What the task asks:
If a line includes "Assistance", copy it out of the entries.

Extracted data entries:
========================================================================

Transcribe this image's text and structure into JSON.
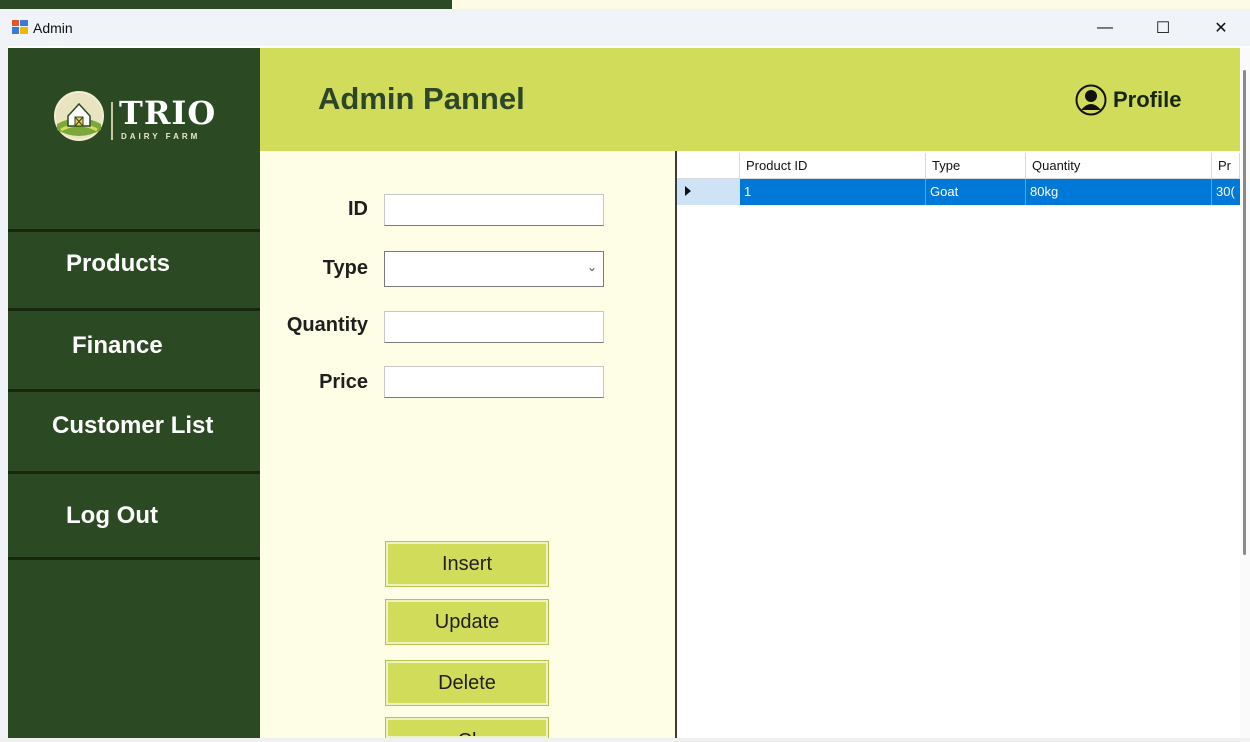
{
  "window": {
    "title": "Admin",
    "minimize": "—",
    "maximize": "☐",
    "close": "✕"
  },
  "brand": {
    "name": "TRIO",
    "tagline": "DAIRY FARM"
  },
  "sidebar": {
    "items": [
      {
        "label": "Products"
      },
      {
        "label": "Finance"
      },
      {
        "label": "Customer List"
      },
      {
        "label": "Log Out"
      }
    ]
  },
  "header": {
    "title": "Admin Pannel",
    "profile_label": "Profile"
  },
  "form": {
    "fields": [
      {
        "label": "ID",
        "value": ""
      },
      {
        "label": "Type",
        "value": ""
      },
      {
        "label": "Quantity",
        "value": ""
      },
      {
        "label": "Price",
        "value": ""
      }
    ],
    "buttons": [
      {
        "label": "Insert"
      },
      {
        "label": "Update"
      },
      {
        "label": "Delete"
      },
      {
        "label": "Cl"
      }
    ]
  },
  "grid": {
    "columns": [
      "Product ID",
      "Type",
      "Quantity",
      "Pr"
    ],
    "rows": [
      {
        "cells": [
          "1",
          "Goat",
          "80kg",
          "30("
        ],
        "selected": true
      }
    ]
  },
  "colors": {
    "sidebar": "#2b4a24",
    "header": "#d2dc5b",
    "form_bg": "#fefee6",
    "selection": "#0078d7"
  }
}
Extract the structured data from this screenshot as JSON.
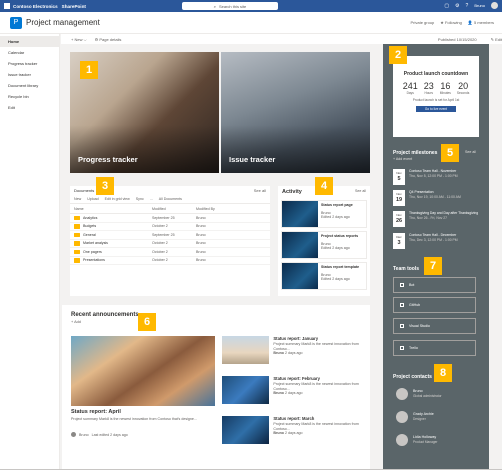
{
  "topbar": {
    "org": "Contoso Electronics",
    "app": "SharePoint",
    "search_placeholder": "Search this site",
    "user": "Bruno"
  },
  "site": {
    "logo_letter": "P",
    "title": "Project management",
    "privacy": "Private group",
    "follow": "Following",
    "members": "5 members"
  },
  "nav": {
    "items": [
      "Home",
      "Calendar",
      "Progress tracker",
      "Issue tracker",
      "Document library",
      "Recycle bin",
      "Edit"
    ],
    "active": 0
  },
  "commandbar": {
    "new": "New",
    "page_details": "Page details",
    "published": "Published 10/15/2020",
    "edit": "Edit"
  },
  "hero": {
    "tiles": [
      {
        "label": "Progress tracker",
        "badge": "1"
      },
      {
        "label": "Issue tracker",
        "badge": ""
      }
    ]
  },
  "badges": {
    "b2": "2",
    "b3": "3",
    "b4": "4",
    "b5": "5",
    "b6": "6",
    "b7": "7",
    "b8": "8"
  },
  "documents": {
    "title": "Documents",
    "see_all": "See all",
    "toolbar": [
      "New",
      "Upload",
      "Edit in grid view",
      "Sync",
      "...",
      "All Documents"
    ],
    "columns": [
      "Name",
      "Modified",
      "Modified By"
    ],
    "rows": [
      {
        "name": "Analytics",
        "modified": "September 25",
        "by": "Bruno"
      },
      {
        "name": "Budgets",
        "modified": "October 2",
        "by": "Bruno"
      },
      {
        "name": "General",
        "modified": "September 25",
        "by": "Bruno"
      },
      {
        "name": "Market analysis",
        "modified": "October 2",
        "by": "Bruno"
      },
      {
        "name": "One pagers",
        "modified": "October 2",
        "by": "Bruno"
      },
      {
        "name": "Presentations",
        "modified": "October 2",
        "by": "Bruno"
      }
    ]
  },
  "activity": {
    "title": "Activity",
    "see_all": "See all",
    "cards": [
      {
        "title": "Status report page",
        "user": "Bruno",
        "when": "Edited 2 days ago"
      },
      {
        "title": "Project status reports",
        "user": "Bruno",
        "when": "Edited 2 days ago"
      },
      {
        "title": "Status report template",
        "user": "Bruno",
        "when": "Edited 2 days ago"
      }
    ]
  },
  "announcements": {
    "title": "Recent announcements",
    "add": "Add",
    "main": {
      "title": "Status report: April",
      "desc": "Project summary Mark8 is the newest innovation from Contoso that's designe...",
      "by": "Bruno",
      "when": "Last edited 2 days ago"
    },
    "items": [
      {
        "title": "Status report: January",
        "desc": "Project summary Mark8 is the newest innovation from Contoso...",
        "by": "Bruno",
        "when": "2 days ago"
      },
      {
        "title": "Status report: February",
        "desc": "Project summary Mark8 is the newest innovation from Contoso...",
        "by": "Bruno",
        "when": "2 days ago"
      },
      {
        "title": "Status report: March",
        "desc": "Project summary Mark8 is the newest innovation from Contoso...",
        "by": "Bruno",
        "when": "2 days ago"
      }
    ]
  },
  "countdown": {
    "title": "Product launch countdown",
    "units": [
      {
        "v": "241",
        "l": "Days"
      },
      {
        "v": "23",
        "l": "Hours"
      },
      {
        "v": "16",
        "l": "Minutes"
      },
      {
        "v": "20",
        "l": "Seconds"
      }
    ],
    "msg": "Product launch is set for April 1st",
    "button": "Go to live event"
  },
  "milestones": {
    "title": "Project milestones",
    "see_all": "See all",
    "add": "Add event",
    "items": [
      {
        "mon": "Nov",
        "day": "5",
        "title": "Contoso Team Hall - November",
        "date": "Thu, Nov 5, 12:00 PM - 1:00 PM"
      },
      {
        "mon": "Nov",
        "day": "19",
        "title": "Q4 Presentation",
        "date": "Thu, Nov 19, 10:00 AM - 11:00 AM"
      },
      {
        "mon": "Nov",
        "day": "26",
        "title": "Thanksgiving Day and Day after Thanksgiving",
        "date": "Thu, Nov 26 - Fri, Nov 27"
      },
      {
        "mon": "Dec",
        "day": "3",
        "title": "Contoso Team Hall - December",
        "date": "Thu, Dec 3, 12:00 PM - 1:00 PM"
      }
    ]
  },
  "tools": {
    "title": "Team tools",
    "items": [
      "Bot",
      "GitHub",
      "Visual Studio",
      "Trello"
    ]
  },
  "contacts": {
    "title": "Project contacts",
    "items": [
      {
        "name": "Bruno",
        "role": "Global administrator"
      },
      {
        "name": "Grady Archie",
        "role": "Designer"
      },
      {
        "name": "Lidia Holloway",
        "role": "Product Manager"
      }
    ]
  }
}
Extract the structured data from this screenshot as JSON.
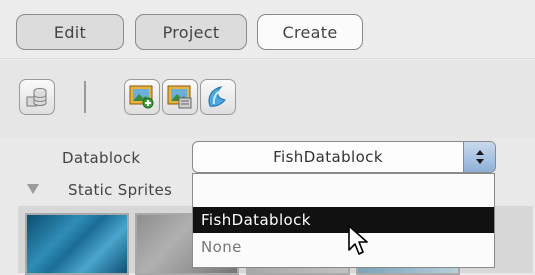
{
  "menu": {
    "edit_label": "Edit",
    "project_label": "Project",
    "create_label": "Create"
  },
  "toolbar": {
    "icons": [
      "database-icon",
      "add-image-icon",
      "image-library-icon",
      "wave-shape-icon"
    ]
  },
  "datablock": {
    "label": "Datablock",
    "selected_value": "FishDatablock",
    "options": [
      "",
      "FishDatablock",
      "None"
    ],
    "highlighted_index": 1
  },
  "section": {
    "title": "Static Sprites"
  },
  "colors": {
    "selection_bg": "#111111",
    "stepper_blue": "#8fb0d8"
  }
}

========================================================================

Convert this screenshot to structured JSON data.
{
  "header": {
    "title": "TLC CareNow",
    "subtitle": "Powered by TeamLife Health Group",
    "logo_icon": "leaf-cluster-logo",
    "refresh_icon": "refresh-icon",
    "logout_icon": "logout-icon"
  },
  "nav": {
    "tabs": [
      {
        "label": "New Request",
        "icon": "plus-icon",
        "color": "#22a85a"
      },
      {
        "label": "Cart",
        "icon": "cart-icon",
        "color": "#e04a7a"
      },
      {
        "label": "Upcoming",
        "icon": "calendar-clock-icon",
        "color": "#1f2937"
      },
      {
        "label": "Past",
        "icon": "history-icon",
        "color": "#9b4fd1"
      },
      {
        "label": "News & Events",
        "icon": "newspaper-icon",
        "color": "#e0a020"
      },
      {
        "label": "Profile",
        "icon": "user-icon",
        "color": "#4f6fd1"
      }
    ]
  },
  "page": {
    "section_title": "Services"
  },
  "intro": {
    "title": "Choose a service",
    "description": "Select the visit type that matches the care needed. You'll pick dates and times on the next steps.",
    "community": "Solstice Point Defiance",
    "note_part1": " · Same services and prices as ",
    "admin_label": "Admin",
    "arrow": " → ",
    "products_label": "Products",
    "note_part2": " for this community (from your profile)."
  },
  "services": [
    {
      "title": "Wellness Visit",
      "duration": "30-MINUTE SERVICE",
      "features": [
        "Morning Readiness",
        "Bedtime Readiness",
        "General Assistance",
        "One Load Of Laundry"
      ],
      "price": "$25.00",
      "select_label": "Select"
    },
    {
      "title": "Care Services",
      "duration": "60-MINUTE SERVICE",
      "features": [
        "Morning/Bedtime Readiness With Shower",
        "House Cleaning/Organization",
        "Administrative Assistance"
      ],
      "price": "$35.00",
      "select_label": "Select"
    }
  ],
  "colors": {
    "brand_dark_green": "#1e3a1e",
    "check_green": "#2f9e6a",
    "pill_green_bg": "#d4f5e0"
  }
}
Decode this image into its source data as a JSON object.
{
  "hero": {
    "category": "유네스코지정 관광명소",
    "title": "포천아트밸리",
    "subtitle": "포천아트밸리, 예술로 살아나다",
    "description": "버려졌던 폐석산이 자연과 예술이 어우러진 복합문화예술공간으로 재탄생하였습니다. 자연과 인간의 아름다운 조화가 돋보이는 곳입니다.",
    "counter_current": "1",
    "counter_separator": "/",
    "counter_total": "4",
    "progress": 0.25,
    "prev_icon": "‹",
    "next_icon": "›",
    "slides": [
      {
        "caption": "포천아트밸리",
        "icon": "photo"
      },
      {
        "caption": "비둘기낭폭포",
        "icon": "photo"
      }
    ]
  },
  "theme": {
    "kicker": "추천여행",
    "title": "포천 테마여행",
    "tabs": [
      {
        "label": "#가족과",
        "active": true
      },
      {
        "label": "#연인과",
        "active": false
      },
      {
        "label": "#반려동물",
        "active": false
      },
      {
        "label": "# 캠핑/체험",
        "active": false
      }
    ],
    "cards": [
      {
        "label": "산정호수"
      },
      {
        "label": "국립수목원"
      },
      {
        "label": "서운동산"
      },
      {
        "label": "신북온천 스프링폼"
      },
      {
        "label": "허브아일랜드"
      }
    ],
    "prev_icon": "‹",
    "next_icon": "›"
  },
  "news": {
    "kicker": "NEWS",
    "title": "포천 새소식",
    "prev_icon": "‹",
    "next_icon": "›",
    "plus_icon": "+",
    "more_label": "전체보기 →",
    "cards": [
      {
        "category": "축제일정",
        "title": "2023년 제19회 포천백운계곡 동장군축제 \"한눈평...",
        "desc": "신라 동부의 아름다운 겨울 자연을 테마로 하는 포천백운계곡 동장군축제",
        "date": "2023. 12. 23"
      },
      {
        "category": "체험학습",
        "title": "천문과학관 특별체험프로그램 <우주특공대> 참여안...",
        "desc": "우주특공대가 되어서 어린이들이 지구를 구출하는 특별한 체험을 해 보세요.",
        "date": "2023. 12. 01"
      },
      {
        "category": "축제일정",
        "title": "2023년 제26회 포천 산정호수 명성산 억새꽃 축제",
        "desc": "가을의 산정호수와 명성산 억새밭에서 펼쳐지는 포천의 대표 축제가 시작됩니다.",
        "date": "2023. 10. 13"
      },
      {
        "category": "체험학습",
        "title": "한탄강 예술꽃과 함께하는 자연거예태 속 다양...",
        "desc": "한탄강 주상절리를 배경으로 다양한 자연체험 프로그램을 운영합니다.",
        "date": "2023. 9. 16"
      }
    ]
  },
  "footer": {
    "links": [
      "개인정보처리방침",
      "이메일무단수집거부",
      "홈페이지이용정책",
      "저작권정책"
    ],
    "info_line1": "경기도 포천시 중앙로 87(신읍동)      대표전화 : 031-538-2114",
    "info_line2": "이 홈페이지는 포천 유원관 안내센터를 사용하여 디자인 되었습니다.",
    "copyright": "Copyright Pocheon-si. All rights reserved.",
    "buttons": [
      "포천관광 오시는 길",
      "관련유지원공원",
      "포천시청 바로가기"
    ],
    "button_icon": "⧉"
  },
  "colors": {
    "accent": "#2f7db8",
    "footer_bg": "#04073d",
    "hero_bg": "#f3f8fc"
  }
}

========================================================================

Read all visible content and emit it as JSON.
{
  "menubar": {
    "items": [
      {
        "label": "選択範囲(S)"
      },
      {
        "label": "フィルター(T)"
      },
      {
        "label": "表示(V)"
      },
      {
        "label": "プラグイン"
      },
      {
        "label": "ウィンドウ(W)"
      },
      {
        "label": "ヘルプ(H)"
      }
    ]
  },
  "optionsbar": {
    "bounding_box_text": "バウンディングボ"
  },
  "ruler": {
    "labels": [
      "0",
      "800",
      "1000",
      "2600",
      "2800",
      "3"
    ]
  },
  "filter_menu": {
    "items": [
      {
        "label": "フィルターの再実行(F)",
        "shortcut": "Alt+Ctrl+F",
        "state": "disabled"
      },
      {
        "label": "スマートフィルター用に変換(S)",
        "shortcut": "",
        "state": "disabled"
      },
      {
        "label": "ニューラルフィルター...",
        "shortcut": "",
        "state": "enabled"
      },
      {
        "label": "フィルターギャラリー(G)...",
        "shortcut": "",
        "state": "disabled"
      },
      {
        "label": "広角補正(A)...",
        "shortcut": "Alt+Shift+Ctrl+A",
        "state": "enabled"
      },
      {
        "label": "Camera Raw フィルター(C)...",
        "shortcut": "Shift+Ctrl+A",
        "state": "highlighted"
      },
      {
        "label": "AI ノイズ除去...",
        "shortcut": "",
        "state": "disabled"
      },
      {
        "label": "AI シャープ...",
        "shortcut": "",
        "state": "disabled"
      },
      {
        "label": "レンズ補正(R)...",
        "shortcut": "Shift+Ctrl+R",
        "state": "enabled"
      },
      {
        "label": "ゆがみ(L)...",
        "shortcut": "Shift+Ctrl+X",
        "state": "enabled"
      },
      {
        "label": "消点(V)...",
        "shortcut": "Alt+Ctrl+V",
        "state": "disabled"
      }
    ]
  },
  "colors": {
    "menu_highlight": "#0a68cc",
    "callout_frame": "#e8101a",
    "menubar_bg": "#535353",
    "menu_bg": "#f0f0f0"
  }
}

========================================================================

Finished exercise:
        "General Assistance",
        "Administrative Assistance"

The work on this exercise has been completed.